You are viewing 9 articles with the tag incremental backup
Backing-up is a crucial process that everyone should do in order to have a fail-safe, for when the inevitable happens. The principle is to make copies of particular data in order to use those copies for restoring the information if a failure occurrs (a data loss event due to deletion, corruption, theft, viruses etc.). You can perform the backup manually by copying the data to a different location, or automatically using a backup program. Backup4all is such a program and you can easily download below (opens in new window so you can still continue reading the article):
Mirror backup is identical to a full backup, with the exception that the files can be compressed/encrypted only individually and only the latest file version is preserved in destination. A mirror backup is most frequently used to create an exact copy of the backup data. It has the benefit that the backup files can also be readily accessed using tools like Windows Explorer.
Incremental backup stores all files changed since the last FULL, DIFFERENTIAL OR INCREMENTAL backup. The advantage of an incremental backup is that it takes the least time to finish. The disadvantage is that during a restore operation, each increment is processed and this could result in a lengthy restore job.
Full backup is the starting point for all other backups and contains all the data in the folders and files that are selected to be backed up. Because the full backup stores all files and folders, frequent full backups result in faster and simpler restore operations. Remember that when you choose other backup types, restore jobs may take longer.
Copy backup is a backup that copies all selected files but does not mark each file as having been backed up. In other words, the archive attribute is not cleared. Copying can be carried out between normal and incremental backups because copying does not affect these other backup operations.
When performing a large incremental backup to an FTP destination, it may take a lot of time for the first backup to complete (because the first backup is a full backup so all files will be included in it). If you have physical access to the FTP destination server, it takes less time to run the first backup locally, move the backup file to the FTP, and after that continue doing the incremental backups directly to the FTP destination.
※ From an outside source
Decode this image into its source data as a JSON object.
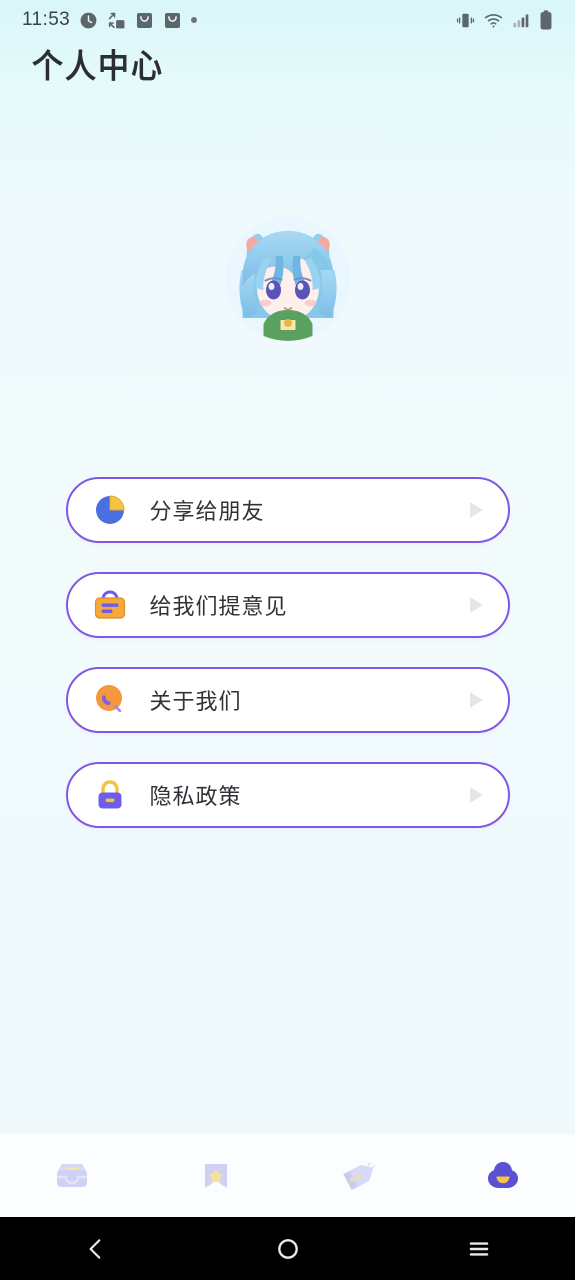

This article will explain how to perform this backup.
Backup4all does not allow users to select multiple backup destinations for a single backup job. However, users can create multiple backup jobs into a backup group and each job could have a different backup destination. When a backup group is scheduled to run, all backup jobs inside will run sequentially. It is specifically useful when you want to have the same backup stored on different destinations for increased data protection. For example you can have the same backup stored on a remote FTP location and also on an external hard drive - if one backup destination will become unavailable at least you can recover your data from the other destination.
This article shows how to create an incremental backup of the given sources to a specified destination using Backup4all. The current method can be extended to other sources and destinations supported by Backup4all. The incremental backup type performs a full back up on the first execution, then increments will be executed, including only new and modified files. It will create in destination a different zip file with the backup sources from each source drive.
Backup list contains all the defined backups visible in the left side of Backup4all's main window. The backup jobs are grouped into tags, for easy handling.